The truth is that I don’t want to redeem my points this way. I feel like I put in the effort to earn these points with the aim of traveling in comfort and style beyond what I’d mean to pay in cold hard cash. But even though those Ultimate Rewards have long represented a sum of actual cash given the ability to redeem them at $0.01 each, never have they felt more like a pile of cash that represents a large cost. This new 1.5c option suddenly makes the weight of each redemption more perceptible.
Granted, my points also represent the ability to save real cash. I know that here are times when I would otherwise spend $150 on a hotel room that I could snag with 5,000 or 7,500 points and times when the cash cost of a last-minute flight would make it impossible for me to “be there” (wherever there is) without a stash of points. I know that my points do represent an ability to save money on future trips and to stay in more luxurious hotels for a very small premium over what I’d pay elsewhere. But Chase has added more pressure today to redeem those points for much better than 1.5c in real world value — otherwise, why am I waiting to redeem them?
Will I cash out all of my Ultimate Rewards points these next four months for groceries and gift cards? I doubt it. I don’t know for sure that I’ll redeem any of them that way because the truth is that I have come to irrationally value those nice flights and hotels that I know they can buy. But I can say for sure that not redeeming my points at grocery and home improvement stores at 1.5c each will carry weight on my mind and on my future redemptions when I consider the actual cash cost of those redemptions through this lens. I’ll still feel pretty good about transferring 34K points to Iberia for an off-peak business class award to Madrid and I’ll be pretty happy when I find the random gem like the Park Hyatt Mendoza (sad I missed the chance to stay there when it was 8K points per night). But would I transfer Chase points to Marriott to spend nights at the St. Regis Bora Bora? It’s beautiful and all, but even with a 5th night free it’s over $1,000 per night if my next best option is redeeming at grocery stores (admittedly, the better play if I wanted to stay here would be cashing out via VGCs at grocery stores and perhaps using them to buy Marriott points on sale under 0.8c each to reduce cost considerably).
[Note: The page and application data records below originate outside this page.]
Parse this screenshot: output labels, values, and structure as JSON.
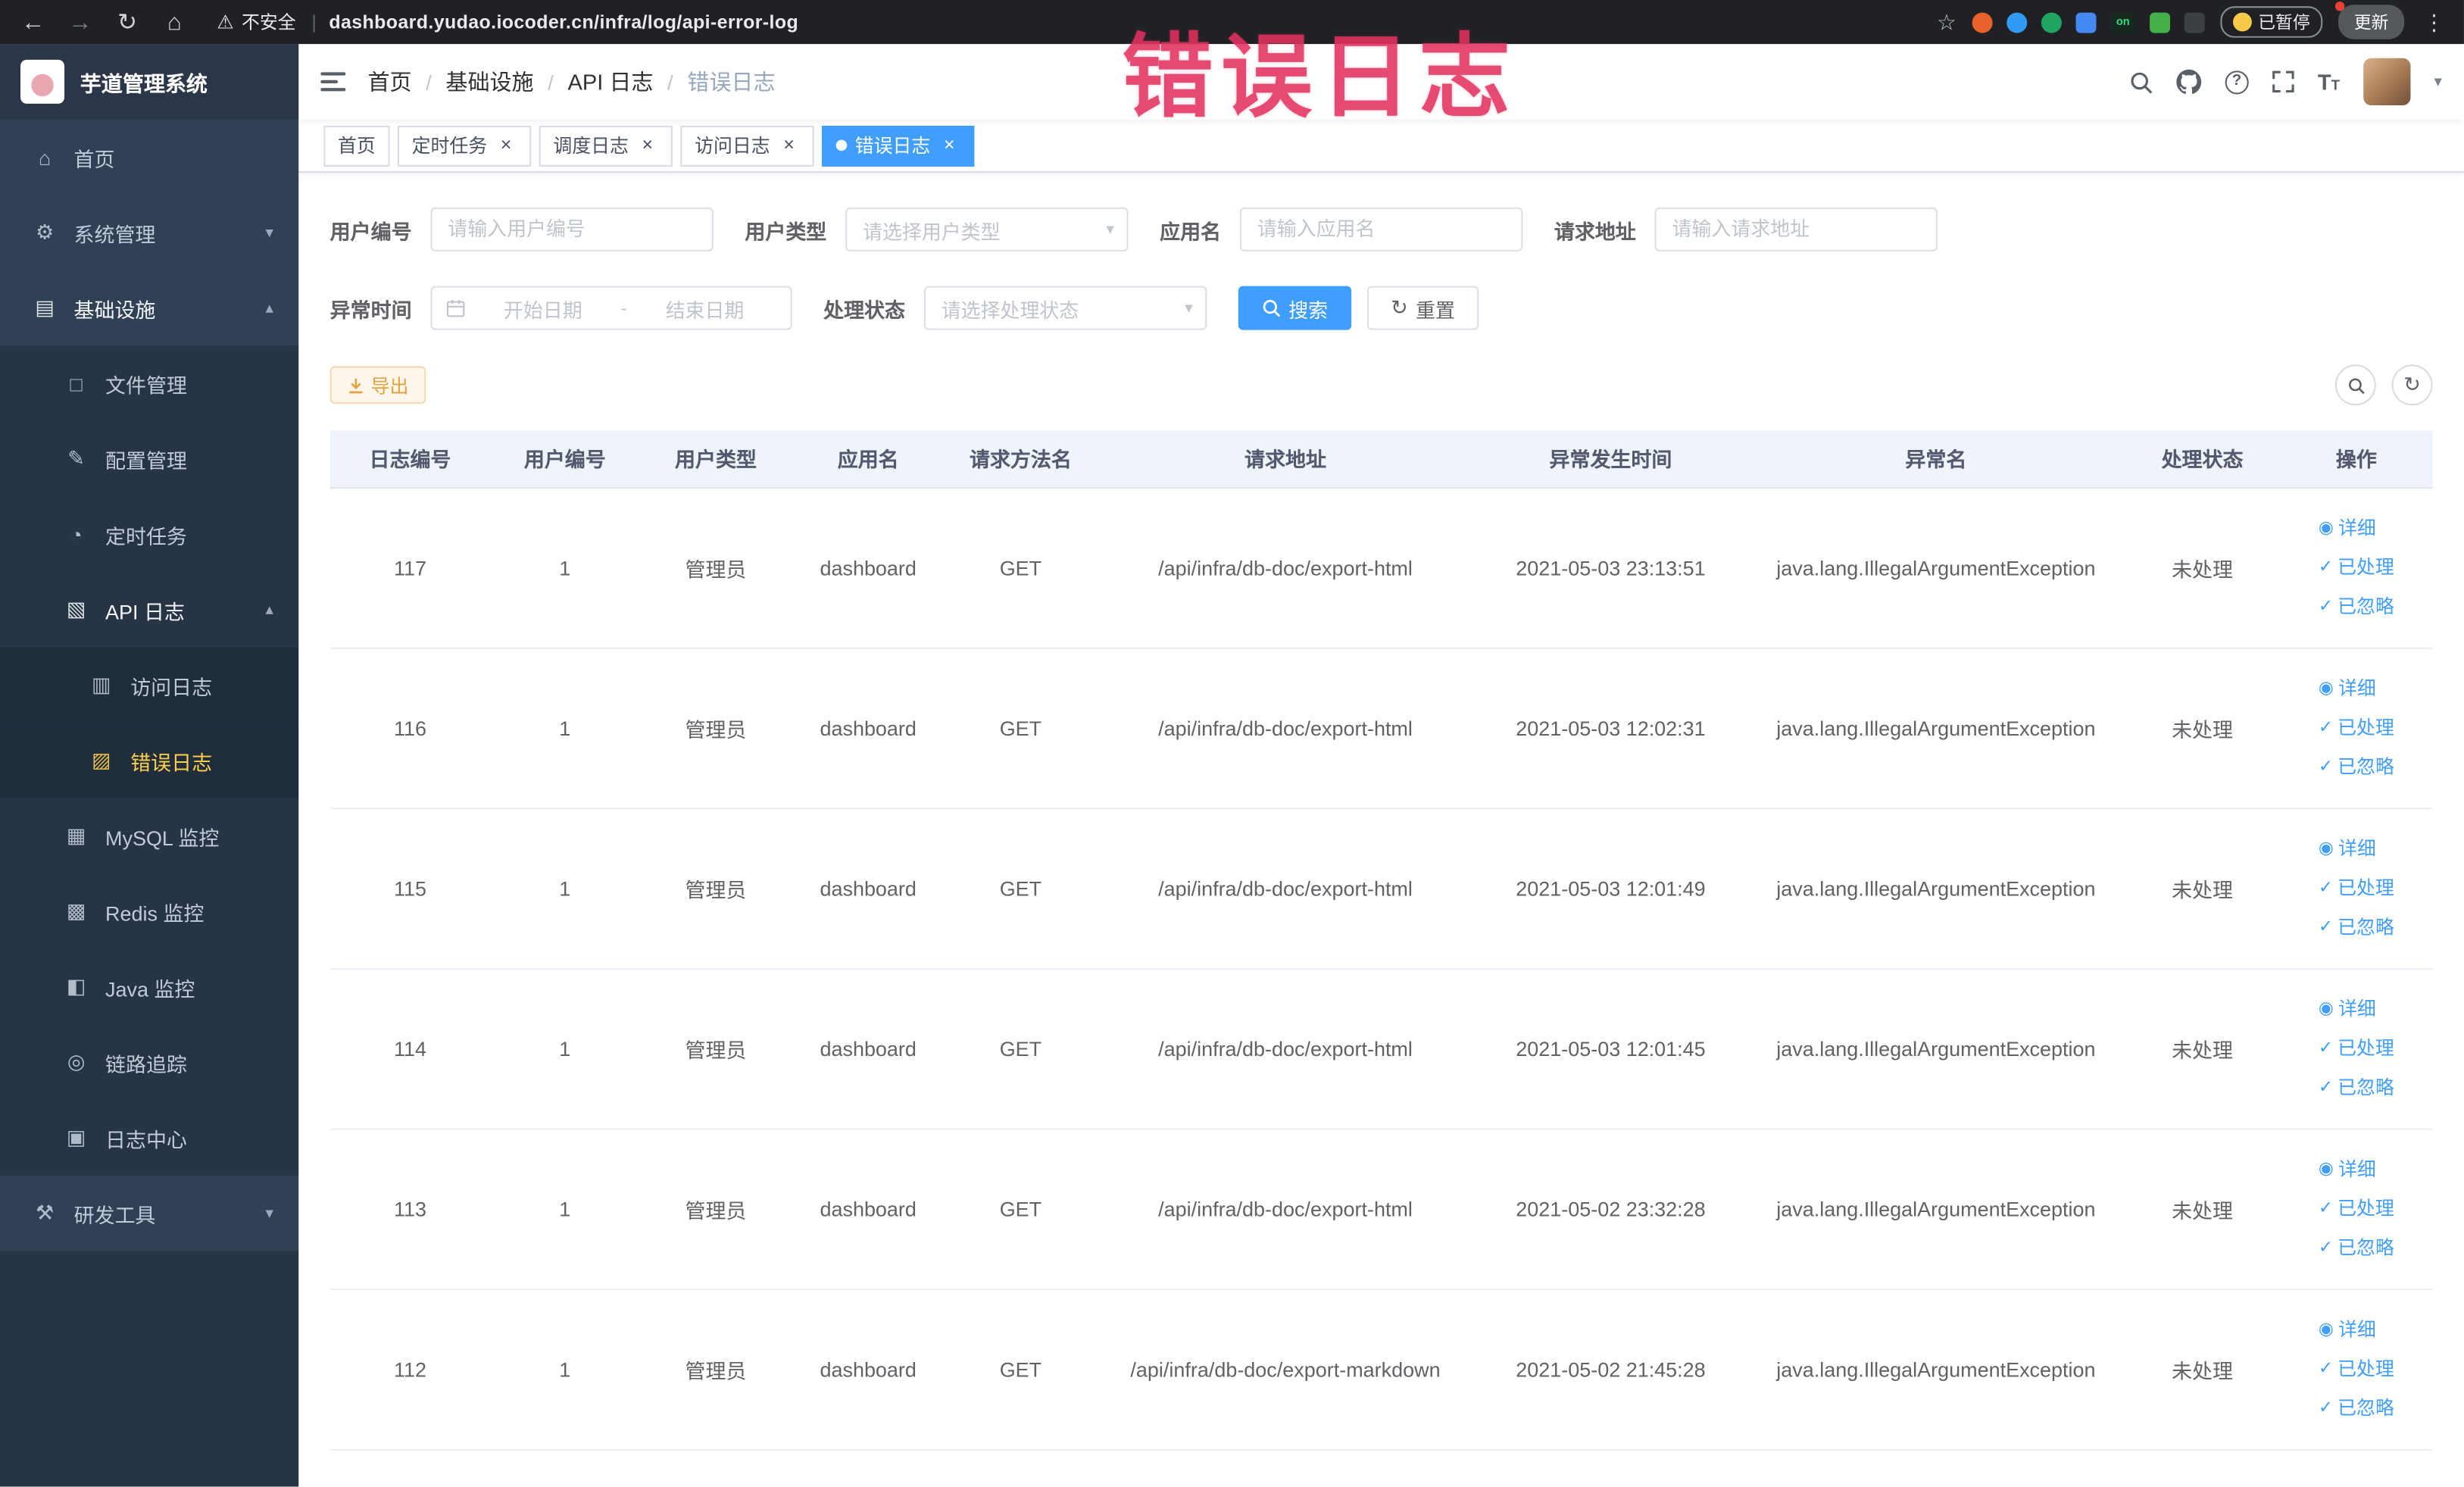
{
  "browser": {
    "security_label": "不安全",
    "url": "dashboard.yudao.iocoder.cn/infra/log/api-error-log",
    "paused_label": "已暂停",
    "update_label": "更新",
    "extensions": [
      {
        "name": "extension-orange",
        "color": "#e8622c",
        "shape": "circle"
      },
      {
        "name": "extension-blue-drop",
        "color": "#2f9bf4",
        "shape": "circle"
      },
      {
        "name": "extension-green-circle",
        "color": "#21a662",
        "shape": "circle"
      },
      {
        "name": "extension-blue-grid",
        "color": "#4688f1",
        "shape": "square"
      },
      {
        "name": "extension-on-badge",
        "color": "#17281f",
        "shape": "badge",
        "label": "on"
      },
      {
        "name": "extension-green-leaf",
        "color": "#43b04a",
        "shape": "square"
      },
      {
        "name": "extension-paw",
        "color": "#3d4043",
        "shape": "square"
      }
    ]
  },
  "annotation": {
    "text": "错误日志",
    "color": "#e3325f"
  },
  "theme": {
    "accent": "#409eff",
    "sidebar_bg": "#304156",
    "active_menu": "#ffd04b",
    "warning": "#e6a23c"
  },
  "sidebar": {
    "logo_title": "芋道管理系统",
    "items": [
      {
        "key": "home",
        "label": "首页",
        "icon": "home-icon",
        "depth": 0
      },
      {
        "key": "system-manage",
        "label": "系统管理",
        "icon": "gear-icon",
        "depth": 0,
        "chevron": "down"
      },
      {
        "key": "infrastructure",
        "label": "基础设施",
        "icon": "infrastructure-icon",
        "depth": 0,
        "chevron": "up",
        "bright": true
      },
      {
        "key": "file-manage",
        "label": "文件管理",
        "icon": "file-manage-icon",
        "depth": 1
      },
      {
        "key": "config-manage",
        "label": "配置管理",
        "icon": "config-manage-icon",
        "depth": 1
      },
      {
        "key": "scheduled-job",
        "label": "定时任务",
        "icon": "scheduled-job-icon",
        "depth": 1
      },
      {
        "key": "api-log",
        "label": "API 日志",
        "icon": "api-log-icon",
        "depth": 1,
        "chevron": "up",
        "bright": true
      },
      {
        "key": "access-log",
        "label": "访问日志",
        "icon": "access-log-icon",
        "depth": 2
      },
      {
        "key": "error-log",
        "label": "错误日志",
        "icon": "error-log-icon",
        "depth": 2,
        "active": true
      },
      {
        "key": "mysql-monitor",
        "label": "MySQL 监控",
        "icon": "mysql-monitor-icon",
        "depth": 1
      },
      {
        "key": "redis-monitor",
        "label": "Redis 监控",
        "icon": "redis-monitor-icon",
        "depth": 1
      },
      {
        "key": "java-monitor",
        "label": "Java 监控",
        "icon": "java-monitor-icon",
        "depth": 1
      },
      {
        "key": "trace",
        "label": "链路追踪",
        "icon": "trace-icon",
        "depth": 1
      },
      {
        "key": "log-center",
        "label": "日志中心",
        "icon": "log-center-icon",
        "depth": 1
      },
      {
        "key": "dev-tools",
        "label": "研发工具",
        "icon": "dev-tools-icon",
        "depth": 0,
        "chevron": "down"
      }
    ]
  },
  "header": {
    "breadcrumb": [
      "首页",
      "基础设施",
      "API 日志",
      "错误日志"
    ]
  },
  "tabs": [
    {
      "key": "home",
      "label": "首页",
      "closable": false,
      "active": false
    },
    {
      "key": "scheduled-job",
      "label": "定时任务",
      "closable": true,
      "active": false
    },
    {
      "key": "schedule-log",
      "label": "调度日志",
      "closable": true,
      "active": false
    },
    {
      "key": "access-log",
      "label": "访问日志",
      "closable": true,
      "active": false
    },
    {
      "key": "error-log",
      "label": "错误日志",
      "closable": true,
      "active": true
    }
  ],
  "filters": {
    "user_id_label": "用户编号",
    "user_id_placeholder": "请输入用户编号",
    "user_type_label": "用户类型",
    "user_type_placeholder": "请选择用户类型",
    "app_name_label": "应用名",
    "app_name_placeholder": "请输入应用名",
    "request_url_label": "请求地址",
    "request_url_placeholder": "请输入请求地址",
    "exception_time_label": "异常时间",
    "date_start_placeholder": "开始日期",
    "date_separator": "-",
    "date_end_placeholder": "结束日期",
    "process_status_label": "处理状态",
    "process_status_placeholder": "请选择处理状态",
    "search_label": "搜索",
    "reset_label": "重置"
  },
  "toolbar": {
    "export_label": "导出"
  },
  "table": {
    "columns": [
      "日志编号",
      "用户编号",
      "用户类型",
      "应用名",
      "请求方法名",
      "请求地址",
      "异常发生时间",
      "异常名",
      "处理状态",
      "操作"
    ],
    "rows": [
      {
        "log_id": "117",
        "user_id": "1",
        "user_type": "管理员",
        "app_name": "dashboard",
        "method": "GET",
        "request_url": "/api/infra/db-doc/export-html",
        "time": "2021-05-03 23:13:51",
        "exception_name": "java.lang.IllegalArgumentException",
        "status": "未处理"
      },
      {
        "log_id": "116",
        "user_id": "1",
        "user_type": "管理员",
        "app_name": "dashboard",
        "method": "GET",
        "request_url": "/api/infra/db-doc/export-html",
        "time": "2021-05-03 12:02:31",
        "exception_name": "java.lang.IllegalArgumentException",
        "status": "未处理"
      },
      {
        "log_id": "115",
        "user_id": "1",
        "user_type": "管理员",
        "app_name": "dashboard",
        "method": "GET",
        "request_url": "/api/infra/db-doc/export-html",
        "time": "2021-05-03 12:01:49",
        "exception_name": "java.lang.IllegalArgumentException",
        "status": "未处理"
      },
      {
        "log_id": "114",
        "user_id": "1",
        "user_type": "管理员",
        "app_name": "dashboard",
        "method": "GET",
        "request_url": "/api/infra/db-doc/export-html",
        "time": "2021-05-03 12:01:45",
        "exception_name": "java.lang.IllegalArgumentException",
        "status": "未处理"
      },
      {
        "log_id": "113",
        "user_id": "1",
        "user_type": "管理员",
        "app_name": "dashboard",
        "method": "GET",
        "request_url": "/api/infra/db-doc/export-html",
        "time": "2021-05-02 23:32:28",
        "exception_name": "java.lang.IllegalArgumentException",
        "status": "未处理"
      },
      {
        "log_id": "112",
        "user_id": "1",
        "user_type": "管理员",
        "app_name": "dashboard",
        "method": "GET",
        "request_url": "/api/infra/db-doc/export-markdown",
        "time": "2021-05-02 21:45:28",
        "exception_name": "java.lang.IllegalArgumentException",
        "status": "未处理"
      }
    ],
    "row_actions": [
      {
        "label": "详细",
        "icon": "eye-icon"
      },
      {
        "label": "已处理",
        "icon": "check-icon"
      },
      {
        "label": "已忽略",
        "icon": "check-icon"
      }
    ]
  }
}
Right now, with much of our regular activity on pause, Chase’s introduction of a valuable cash out option has certainly given me pause. Splurges have become a bit less reasonable and make me think more carefully about how irrational it is to keep a make-believe currency with the hopes of redeeming it at a cost (in terms of the cash I’ll spend today to keep those points) that is in many cases higher than I’d otherwise be willing to spend if there were a sack of cash on the table that I could alternatively take. I feel like there is a psychological study to be done on this one given that Chase has literally put that sack of cash out there for us: will you take Chase up on the money and run, or will you clutch your points tightly? How many of us will resist it and which of us will give in?